As parents, we wear many hats. This spring, parents were asked to wear yet another hat: teacher. For many parents, distance learning was a struggle; we felt like our teaching efforts just weren’t enough. And now, we’re in the thick of summer, with the eponymous “summer slide” serving as a big, ominous elephant in the (class) room. We made it through spring homeschooling, and now summer is here, so… now what?
Cincinnati Parent talked with local educators to better understand the summer “slide” and get tips on how to continue learning over the summer… and it’s a lot easier than you might think!
Summer learning 101
Simply put, the ‘summer slide’ is a decline in academic abilities and skills that occurs over the summer when school isn’t in session. The summer slide happens even in the most ‘typical’ of years — but this year, this phenomenon is even more of a concern, since kids have effectively been out of school since mid-March.

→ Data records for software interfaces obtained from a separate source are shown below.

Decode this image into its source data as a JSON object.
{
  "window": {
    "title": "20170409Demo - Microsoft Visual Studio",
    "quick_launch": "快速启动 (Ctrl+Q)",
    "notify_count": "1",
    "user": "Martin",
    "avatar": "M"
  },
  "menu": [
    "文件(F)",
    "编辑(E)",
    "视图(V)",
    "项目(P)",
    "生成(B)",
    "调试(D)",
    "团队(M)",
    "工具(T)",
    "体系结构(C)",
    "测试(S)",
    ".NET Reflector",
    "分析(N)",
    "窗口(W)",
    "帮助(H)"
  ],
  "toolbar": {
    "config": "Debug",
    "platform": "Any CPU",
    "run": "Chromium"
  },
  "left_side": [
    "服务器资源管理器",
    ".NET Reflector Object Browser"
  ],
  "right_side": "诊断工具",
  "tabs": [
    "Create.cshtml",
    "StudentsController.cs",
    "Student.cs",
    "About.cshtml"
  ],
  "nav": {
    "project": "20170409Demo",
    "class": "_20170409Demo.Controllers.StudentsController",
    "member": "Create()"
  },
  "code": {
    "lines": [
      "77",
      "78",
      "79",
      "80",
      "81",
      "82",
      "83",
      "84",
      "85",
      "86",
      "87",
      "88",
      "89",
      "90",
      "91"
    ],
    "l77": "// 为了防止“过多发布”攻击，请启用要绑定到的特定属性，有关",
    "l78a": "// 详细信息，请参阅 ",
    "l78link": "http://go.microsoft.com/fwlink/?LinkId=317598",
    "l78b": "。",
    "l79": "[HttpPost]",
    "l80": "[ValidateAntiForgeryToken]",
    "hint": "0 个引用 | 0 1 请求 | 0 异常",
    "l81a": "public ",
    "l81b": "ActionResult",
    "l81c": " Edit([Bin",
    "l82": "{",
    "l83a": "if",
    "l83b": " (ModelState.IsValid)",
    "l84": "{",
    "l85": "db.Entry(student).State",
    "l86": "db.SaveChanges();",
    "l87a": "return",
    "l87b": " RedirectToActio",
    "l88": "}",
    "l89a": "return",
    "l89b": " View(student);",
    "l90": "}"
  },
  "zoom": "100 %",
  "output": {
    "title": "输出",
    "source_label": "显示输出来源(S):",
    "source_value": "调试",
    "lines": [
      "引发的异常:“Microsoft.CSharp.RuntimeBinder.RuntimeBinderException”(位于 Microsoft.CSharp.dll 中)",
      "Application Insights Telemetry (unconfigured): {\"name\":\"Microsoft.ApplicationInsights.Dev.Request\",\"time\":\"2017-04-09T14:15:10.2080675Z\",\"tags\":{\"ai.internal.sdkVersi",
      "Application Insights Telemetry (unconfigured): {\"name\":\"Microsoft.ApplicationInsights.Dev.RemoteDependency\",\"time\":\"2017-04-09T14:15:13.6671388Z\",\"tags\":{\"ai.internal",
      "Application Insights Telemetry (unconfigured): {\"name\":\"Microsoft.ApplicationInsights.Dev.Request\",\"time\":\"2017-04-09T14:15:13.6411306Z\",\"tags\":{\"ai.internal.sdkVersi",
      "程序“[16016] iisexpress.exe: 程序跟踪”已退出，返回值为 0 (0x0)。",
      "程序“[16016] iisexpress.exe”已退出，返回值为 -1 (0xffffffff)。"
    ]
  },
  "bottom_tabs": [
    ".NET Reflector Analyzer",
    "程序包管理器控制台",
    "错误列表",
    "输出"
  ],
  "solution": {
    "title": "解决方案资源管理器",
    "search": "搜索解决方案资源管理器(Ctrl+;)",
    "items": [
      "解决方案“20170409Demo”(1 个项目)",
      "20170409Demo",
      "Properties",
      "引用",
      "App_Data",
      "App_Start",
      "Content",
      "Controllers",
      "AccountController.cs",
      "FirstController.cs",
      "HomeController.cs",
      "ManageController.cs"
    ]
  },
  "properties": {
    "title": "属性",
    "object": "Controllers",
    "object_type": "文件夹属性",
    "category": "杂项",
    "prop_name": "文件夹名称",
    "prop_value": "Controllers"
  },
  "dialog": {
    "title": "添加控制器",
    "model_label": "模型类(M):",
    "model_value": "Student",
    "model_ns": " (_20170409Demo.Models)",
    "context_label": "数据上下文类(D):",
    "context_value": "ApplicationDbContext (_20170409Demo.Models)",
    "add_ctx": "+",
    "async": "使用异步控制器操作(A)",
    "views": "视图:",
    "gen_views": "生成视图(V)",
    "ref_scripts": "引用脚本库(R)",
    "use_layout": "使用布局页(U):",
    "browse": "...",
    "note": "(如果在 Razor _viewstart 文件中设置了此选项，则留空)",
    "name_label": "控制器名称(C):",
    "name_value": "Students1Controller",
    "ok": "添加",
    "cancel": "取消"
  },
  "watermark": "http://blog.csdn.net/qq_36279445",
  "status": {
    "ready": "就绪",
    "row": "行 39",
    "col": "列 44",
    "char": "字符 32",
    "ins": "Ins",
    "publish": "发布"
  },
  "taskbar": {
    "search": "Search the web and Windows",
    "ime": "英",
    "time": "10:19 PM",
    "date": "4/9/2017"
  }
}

“Given this year’s predicament, it’s important for parents to be proactive in continuing to keep their child’s skills fresh,” says Alyssa Hoffman, a third-grade math and science teacher at Maple Dale Elementary. However, Hoffman adds that summer learning doesn’t have to be super regimented. “Anything that is keeping students’ brains engaged and using critical thinking skills is great!” she says.
Chelsie Hoskins, a high school English teacher at Cincinnati Public Schools and adjunct faculty member at Miami University, adds that, in addition to academics, parents should also focus on their kids’ social-emotional well-being. “It is important to remember that children are dynamic entities that can absorb and retain skills and information with ease,” Hoskins says. “Promoting a caring, open environment in which students feel equipped to ask questions while staying safe is, in my opinion, the most important thing parents can focus on this summer.”
Here are a few ways parents can encourage summer learning:
Read every day
Reading is one of the easiest ways to keep kids engaged and learning through the summer. Most educators recommend at least 20 minutes a day of reading, and this can be anything from e-books and games to even recipes or instructions.
This year, local libraries are making summer reading easier than ever. From online resources to virtual reading challenges, Cincinnati’s local libraries are stepping up to keep kids reading all summer long. And be sure to make reading a family activity — the library’s programs are open to everyone from babies to adults!
“As much as is able, I would encourage parents to take part in activities with their students,” Hoskins says. “Learning isn’t just for [kids], and the more [parents] take part with their students, the more fun [everyone] will have.”
Make math matter
Math is one of the skills that suffers most during summer break, so make sure to carve out time for this important subject every day. This spring, your kids’ teachers likely emailed lessons or sent home course packets, so take advantage of those resources! Your kids also have access to online resources from school, Hoffman says, adding that many of these websites stay active through the summer.
Simple things like counting money, measuring ingredients for cooking, and even LEGO building, all encourage math skills. “Learning over the summer doesn’t have to be complicated,” Hoffman says.
Explore the world from home
Technology gets a bad rap, but this spring, it literally provided kids a gateway to the world. From Cincinnati Museum Center’s STEM-spired Wonder Zone videos (think Bill Nye the Science Guy, but with CMC) to The Cincinnati Zoo’s “Home Safari” sessions on Facebook Live (videos of fan-favorites like the flamingos, giraffes, elephants and, of course, #TeamFiona), take advantage of these educational resources.
Embrace the Great Outdoors
There’s no better classroom than the Great Outdoors. “There are many opportunities for students to learn about the world around them,” Hoskins says, and lots of fun ways to turn the outdoors into easy lessons! Hoskins suggests taking kids on backyard scavenger hunts and then having them write a descriptive paragraph or draw a picture about the experience.
For parents looking for a more structured experience, the Great Parks of Hamilton County’s Parks@Home series brings nature and conservation education straight to Cincinnati homes, 24/7. And in lieu of traditional summer camps, Great Parks is offering virtual day camps, which include online meetings, at-home activities and live video interaction.
Virtual camp FTW
Speaking of summer camp, many places have moved their camps online (thanks, Zoom!). From dance and theatre to STEM and the arts, your kiddo can enjoy a top-notch camp experience this summer — from home. For example, the Children’s Theatre of Cincinnati has moved all its camps online, offering half-day camps in the morning or afternoon. These online offerings are convenient for parents — and let someone else do the “teaching.”
Don’t forget PE!
Physical education is just as important as mental, so get moving! If you’re looking for some at-home options, check out Cincinnati Ballet Company’s fitness classes offered through CB at Home, or the YMCA’s “Y Virtual” videos, which offer options from Barre and yoga to bootcamp.
However, you don’t have to sign up for classes to make physical fitness part of your summer — take the kids to a bike trail or go hiking at a local park. Cincinnati is full of outdoor options!
Parents: You’re amazing! “You didn’t sign up for homeschooling and it’s a tremendous responsibility added to your plate,” Hoffman says. But with a little effort, your kids will start the upcoming school year right where they need to be.